_WORK TASK_
A single figure is wanted: the count of lines below containing the string "color".

[Website and app data records]
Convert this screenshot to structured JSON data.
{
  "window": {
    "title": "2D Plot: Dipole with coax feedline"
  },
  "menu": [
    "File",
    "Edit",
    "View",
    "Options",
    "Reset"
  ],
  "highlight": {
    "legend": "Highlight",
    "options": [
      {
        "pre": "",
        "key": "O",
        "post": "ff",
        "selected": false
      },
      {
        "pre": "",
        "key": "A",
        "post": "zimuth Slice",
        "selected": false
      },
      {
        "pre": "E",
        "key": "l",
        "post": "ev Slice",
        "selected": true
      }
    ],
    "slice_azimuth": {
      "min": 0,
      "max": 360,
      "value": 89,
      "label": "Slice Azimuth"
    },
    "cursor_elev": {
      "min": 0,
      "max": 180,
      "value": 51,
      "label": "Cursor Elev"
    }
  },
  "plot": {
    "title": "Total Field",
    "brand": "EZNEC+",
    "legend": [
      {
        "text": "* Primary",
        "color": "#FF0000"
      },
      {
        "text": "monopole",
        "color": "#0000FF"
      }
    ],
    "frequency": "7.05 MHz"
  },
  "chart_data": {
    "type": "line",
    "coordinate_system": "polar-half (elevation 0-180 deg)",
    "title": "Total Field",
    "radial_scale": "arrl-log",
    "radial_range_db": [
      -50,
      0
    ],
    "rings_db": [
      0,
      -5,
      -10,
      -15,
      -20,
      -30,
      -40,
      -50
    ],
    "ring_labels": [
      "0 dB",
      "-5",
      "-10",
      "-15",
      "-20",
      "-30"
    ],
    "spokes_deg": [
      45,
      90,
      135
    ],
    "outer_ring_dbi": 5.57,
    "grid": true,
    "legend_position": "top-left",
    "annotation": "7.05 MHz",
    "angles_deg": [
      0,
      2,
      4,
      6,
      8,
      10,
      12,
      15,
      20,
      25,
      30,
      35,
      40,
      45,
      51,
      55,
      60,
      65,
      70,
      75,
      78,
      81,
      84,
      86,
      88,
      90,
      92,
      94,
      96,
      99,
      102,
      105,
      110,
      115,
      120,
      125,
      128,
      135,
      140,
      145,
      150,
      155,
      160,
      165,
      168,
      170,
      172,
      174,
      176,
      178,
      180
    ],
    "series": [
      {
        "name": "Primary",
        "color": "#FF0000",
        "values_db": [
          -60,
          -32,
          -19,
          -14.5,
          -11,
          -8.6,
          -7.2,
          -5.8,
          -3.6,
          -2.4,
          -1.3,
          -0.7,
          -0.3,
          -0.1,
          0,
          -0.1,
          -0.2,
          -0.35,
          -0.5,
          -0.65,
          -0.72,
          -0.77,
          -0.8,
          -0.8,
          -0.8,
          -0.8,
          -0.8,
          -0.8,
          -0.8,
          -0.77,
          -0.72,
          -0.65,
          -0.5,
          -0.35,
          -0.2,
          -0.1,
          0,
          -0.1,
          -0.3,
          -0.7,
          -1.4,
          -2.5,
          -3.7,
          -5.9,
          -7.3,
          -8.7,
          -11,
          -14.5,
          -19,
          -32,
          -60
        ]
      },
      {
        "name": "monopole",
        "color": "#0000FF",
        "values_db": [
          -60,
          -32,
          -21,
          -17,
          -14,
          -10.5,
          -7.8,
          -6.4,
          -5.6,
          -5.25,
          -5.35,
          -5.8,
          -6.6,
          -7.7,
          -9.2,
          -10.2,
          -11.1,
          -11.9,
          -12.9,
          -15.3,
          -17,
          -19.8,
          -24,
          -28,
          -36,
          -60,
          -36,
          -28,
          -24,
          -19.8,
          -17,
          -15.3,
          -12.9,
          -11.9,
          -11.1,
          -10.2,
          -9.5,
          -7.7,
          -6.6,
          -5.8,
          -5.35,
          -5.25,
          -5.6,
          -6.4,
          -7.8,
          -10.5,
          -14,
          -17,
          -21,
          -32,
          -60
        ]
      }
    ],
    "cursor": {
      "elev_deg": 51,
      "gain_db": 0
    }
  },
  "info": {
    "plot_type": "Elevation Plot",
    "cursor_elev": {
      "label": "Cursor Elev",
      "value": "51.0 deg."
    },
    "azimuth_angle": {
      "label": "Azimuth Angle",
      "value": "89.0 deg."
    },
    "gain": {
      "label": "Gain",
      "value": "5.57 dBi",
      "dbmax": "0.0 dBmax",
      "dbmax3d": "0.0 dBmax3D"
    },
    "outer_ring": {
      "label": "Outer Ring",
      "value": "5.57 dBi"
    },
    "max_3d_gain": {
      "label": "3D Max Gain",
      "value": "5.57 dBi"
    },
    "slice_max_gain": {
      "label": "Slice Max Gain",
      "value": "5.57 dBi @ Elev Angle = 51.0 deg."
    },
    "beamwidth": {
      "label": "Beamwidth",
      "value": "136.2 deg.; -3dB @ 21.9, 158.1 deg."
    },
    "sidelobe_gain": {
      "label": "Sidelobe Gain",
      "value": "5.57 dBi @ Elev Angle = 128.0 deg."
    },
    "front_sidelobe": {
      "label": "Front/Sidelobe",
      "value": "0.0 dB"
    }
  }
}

_SOLUTION_
4